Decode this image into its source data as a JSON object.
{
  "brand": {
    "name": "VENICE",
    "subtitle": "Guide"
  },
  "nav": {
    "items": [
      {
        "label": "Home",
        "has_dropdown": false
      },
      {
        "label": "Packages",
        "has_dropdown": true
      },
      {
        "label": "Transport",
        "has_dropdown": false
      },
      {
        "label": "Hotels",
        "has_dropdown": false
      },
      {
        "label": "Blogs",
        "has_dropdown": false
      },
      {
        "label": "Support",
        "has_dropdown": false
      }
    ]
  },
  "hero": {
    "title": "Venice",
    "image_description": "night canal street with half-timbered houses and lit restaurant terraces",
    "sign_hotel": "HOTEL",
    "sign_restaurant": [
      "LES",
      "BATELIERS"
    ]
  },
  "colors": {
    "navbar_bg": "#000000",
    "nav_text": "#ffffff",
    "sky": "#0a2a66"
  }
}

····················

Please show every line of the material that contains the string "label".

        "label": "Home",
        "label": "Packages",
        "label": "Transport",
        "label": "Hotels",
        "label": "Blogs",
        "label": "Support",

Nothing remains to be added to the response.